Why you should listen to your opponent when you are angry, does not seem to be a wise suggestion. Yet it is the right advice.
Religious people, politicians â everybody â should learn to listen to opposing views. We must learn to listen to the other person in our angry moments.
Students shoot and kill when they canât have their way. In anger, they vent their frustrations on innocent people.
Religious militants attack and kill people who express different views. They angrily and violently defend their beliefs but will not allow others to express theirs. Their anger makes it difficult for them to tolerate divergent opinions.
We live daily in fear of angry suicide bombers who strike at random.
Some people canât listen to opposing views yet want others to listen to theirs.
Listening helps solve problems. When we listen, we hear what our opponents say.
We must not listen only to rebut. Sincere listening helps us understand our opponentâs problems and views. We must listen to know the problem, so we can respond appropriately.
Some people hate to listen when their opponents tell them they are wrong. When their opponents suggest different options, they find it difficult to listen.
Ego also prevents us from listening.
A man noticed a police officer trying hard to make some local people obey him. He observed that they did not understand the English language that the police officer spoke. So he suggested that the officer could make them understand if he spoke in a language they understood.
The police officer asked the gentleman angrily, âAre you the one to teach me how to do my work?â The suggestion offended the police officerâs ego. Yet he was not making headway by his approach.
The gentleman tried to explain but the police officer got angrier. He and his colleagues assaulted the gentleman, resulting in the man sustaining injuries.
The man was trying to help. But their inflated and conceited ego made it difficult for them to appreciate the manâs good intentions and views.
When we are arguing we are more interested in what we say than what others say. So we become impatient and canât wait for them to finish expressing or elaborating on their views. And we interrupt with our prejudices.
We may interpret our opponentsâ contrary views to be personal attacks on us.
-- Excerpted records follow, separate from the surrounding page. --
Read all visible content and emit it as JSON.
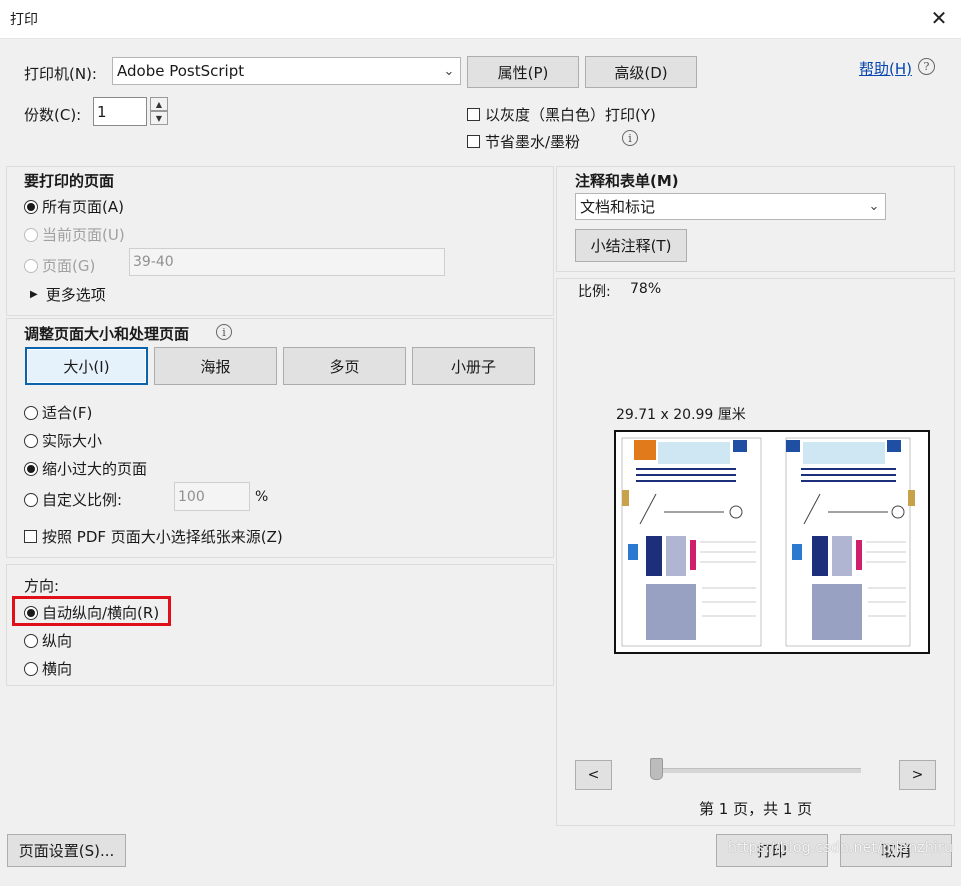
{
  "window": {
    "title": "打印",
    "close_glyph": "✕"
  },
  "printer": {
    "label": "打印机(N):",
    "selected": "Adobe PostScript",
    "properties_btn": "属性(P)",
    "advanced_btn": "高级(D)",
    "help_link": "帮助(H)",
    "copies_label": "份数(C):",
    "copies_value": "1",
    "grayscale_label": "以灰度（黑白色）打印(Y)",
    "save_ink_label": "节省墨水/墨粉"
  },
  "pages_to_print": {
    "heading": "要打印的页面",
    "all_pages": "所有页面(A)",
    "current_page": "当前页面(U)",
    "pages": "页面(G)",
    "pages_value": "39-40",
    "more_options": "更多选项"
  },
  "comments_forms": {
    "heading": "注释和表单(M)",
    "selected": "文档和标记",
    "summarize_btn": "小结注释(T)"
  },
  "sizing": {
    "heading": "调整页面大小和处理页面",
    "tabs": [
      "大小(I)",
      "海报",
      "多页",
      "小册子"
    ],
    "fit": "适合(F)",
    "actual_size": "实际大小",
    "shrink_oversized": "缩小过大的页面",
    "custom_scale": "自定义比例:",
    "custom_scale_value": "100",
    "percent": "%",
    "paper_source": "按照 PDF 页面大小选择纸张来源(Z)"
  },
  "orientation": {
    "heading": "方向:",
    "auto": "自动纵向/横向(R)",
    "portrait": "纵向",
    "landscape": "横向"
  },
  "preview": {
    "scale_label": "比例:",
    "scale_value": "78%",
    "dimensions": "29.71 x 20.99 厘米",
    "prev": "<",
    "next": ">",
    "page_info": "第 1 页，共 1 页"
  },
  "footer": {
    "page_setup_btn": "页面设置(S)...",
    "print_btn": "打印",
    "cancel_btn": "取消",
    "watermark": "https://blog.csdn.net/pjlanzhiru"
  },
  "colors": {
    "highlight": "#e0101a",
    "link": "#0645ad",
    "active_tab": "#0a64ad"
  }
}
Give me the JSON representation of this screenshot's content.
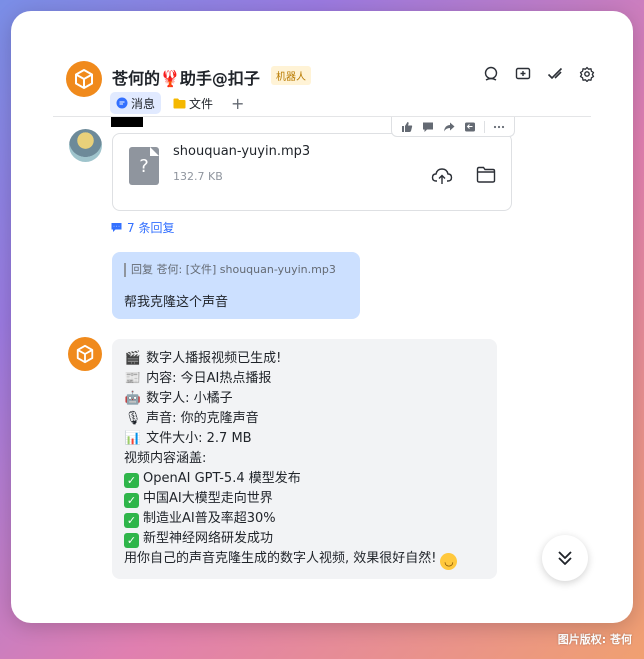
{
  "chat": {
    "title": "苍何的🦞助手@扣子",
    "badge": "机器人",
    "tabs": [
      {
        "label": "消息",
        "icon": "message-icon",
        "active": true
      },
      {
        "label": "文件",
        "icon": "folder-icon",
        "active": false
      }
    ],
    "add_tab": "+"
  },
  "header_tools": [
    "search-chat-icon",
    "add-chat-icon",
    "todo-check-icon",
    "settings-icon"
  ],
  "file_message": {
    "file_name": "shouquan-yuyin.mp3",
    "file_size": "132.7 KB",
    "file_icon_glyph": "?",
    "reply_count": "7 条回复",
    "hover_actions": [
      "thumbs-up-icon",
      "comment-icon",
      "forward-icon",
      "reply-icon",
      "more-icon"
    ]
  },
  "my_reply": {
    "quote": "回复 苍何: [文件] shouquan-yuyin.mp3",
    "text": "帮我克隆这个声音"
  },
  "bot_message": {
    "lines": [
      {
        "emoji": "🎬",
        "text": "数字人播报视频已生成!"
      },
      {
        "emoji": "📰",
        "text": "内容: 今日AI热点播报"
      },
      {
        "emoji": "🤖",
        "text": "数字人: 小橘子"
      },
      {
        "emoji": "🎙",
        "text": "声音: 你的克隆声音"
      },
      {
        "emoji": "📊",
        "text": "文件大小: 2.7 MB"
      },
      {
        "emoji": "",
        "text": "视频内容涵盖:"
      },
      {
        "check": true,
        "text": "OpenAI GPT-5.4 模型发布"
      },
      {
        "check": true,
        "text": "中国AI大模型走向世界"
      },
      {
        "check": true,
        "text": "制造业AI普及率超30%"
      },
      {
        "check": true,
        "text": "新型神经网络研发成功"
      }
    ],
    "closing": "用你自己的声音克隆生成的数字人视频, 效果很好自然!"
  },
  "watermark": "图片版权: 苍何",
  "colors": {
    "accent": "#3370ff",
    "bot_orange": "#f08a1c",
    "my_bubble": "#cce0ff",
    "check_green": "#2fb54a"
  }
}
Listening to another personâs point of view does not necessarily mean you agree with him or her.
When you listen to people you get to know how they think and why they behave the way they do. And that contributes to solving the problem. That is why you should listen to your opponent when you are angry.
Religious militants believe they are always right. They insist they are right even when evidence or proof is provided to suggest otherwise. They canât acknowledge that others, too, could be right.
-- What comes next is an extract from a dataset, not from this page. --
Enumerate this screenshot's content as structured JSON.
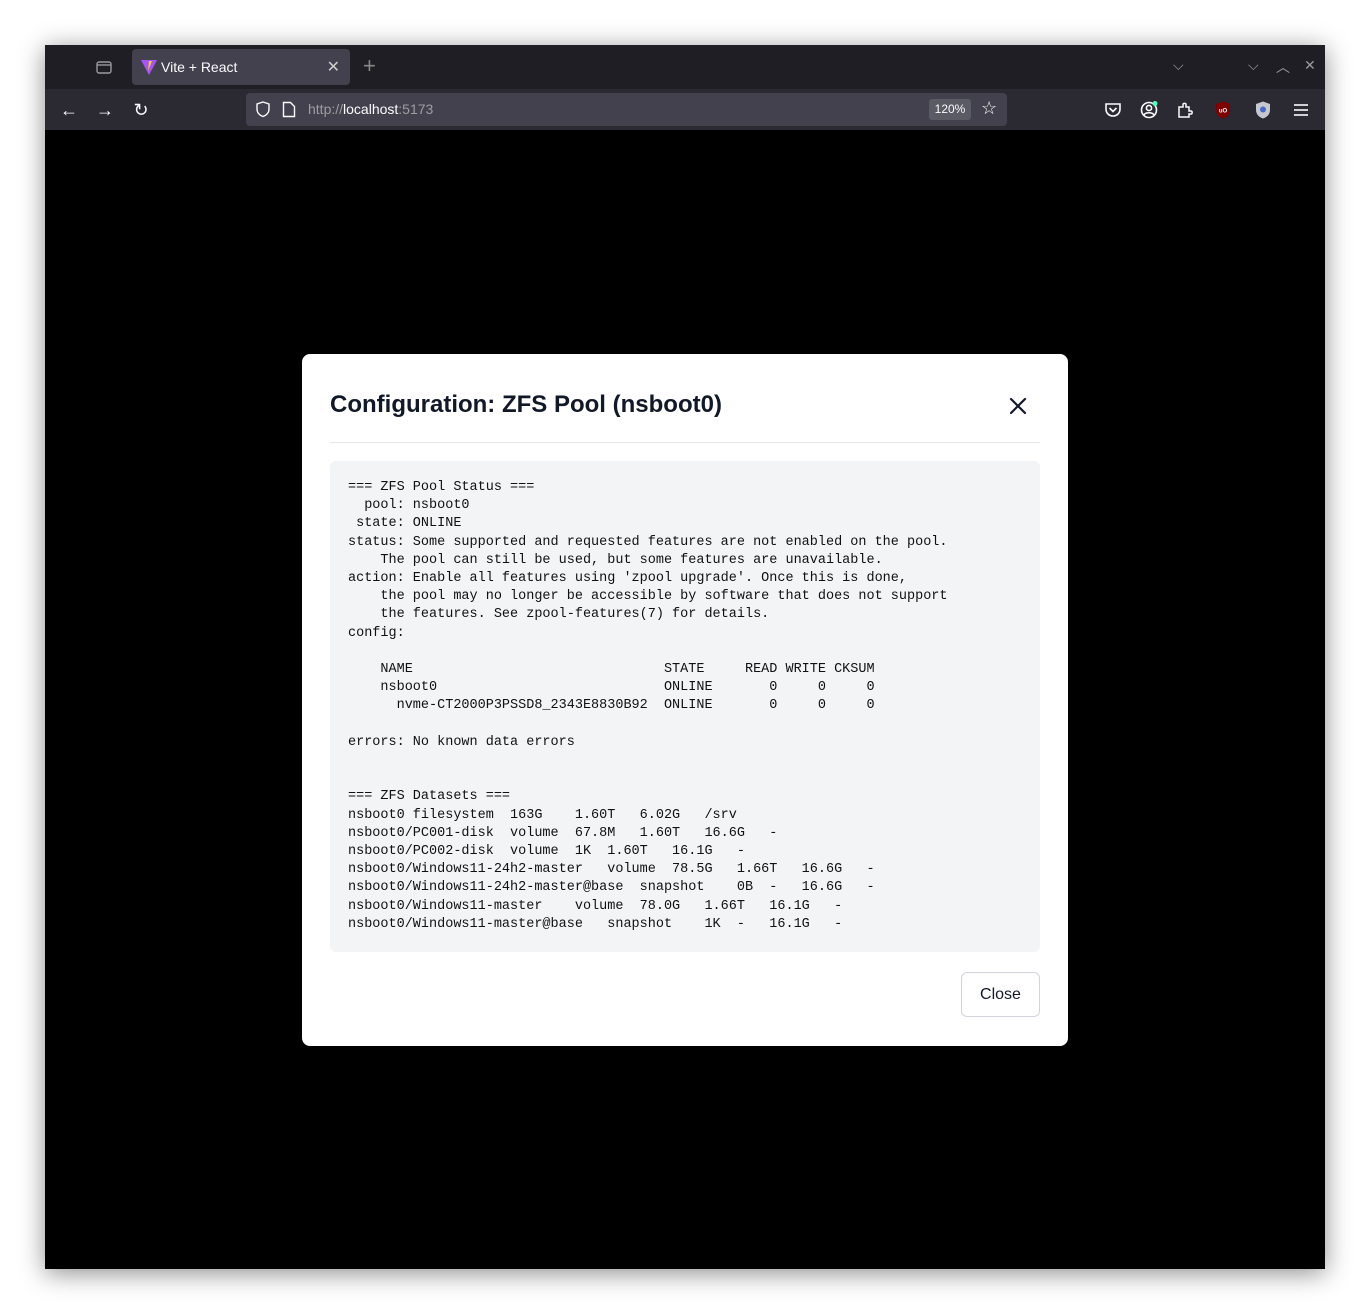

Angel Cataluna says,
âTo handle an objection you must first listen to the other person, and make sure they know you are listening.â (Angel A. Cataluna, Basic Influencing and Persuasion.)
If your opponent knows that you are open to listen to what he or she says, he or she, too, will listen to you.Â You can disagree with each other, and yet have a healthy dialogue.
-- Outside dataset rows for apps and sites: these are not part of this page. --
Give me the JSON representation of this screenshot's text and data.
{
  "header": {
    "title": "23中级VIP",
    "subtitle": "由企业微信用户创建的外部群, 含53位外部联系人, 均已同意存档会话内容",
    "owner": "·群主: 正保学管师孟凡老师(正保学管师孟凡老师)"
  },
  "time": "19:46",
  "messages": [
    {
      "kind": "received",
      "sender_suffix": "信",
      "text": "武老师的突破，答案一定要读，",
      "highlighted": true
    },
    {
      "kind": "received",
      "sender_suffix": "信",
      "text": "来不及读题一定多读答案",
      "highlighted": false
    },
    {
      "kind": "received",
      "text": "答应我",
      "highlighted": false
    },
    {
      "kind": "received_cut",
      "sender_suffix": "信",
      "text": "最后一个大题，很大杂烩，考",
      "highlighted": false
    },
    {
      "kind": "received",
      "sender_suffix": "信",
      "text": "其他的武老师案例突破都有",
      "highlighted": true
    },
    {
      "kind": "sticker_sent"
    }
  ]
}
We learn by listening and observing. And as Cataluna said, we must make sure they know we are listening. That encourages them to also want to listen to us. That is why you should listen to your opponent when you are angry.
To be continuedâ¦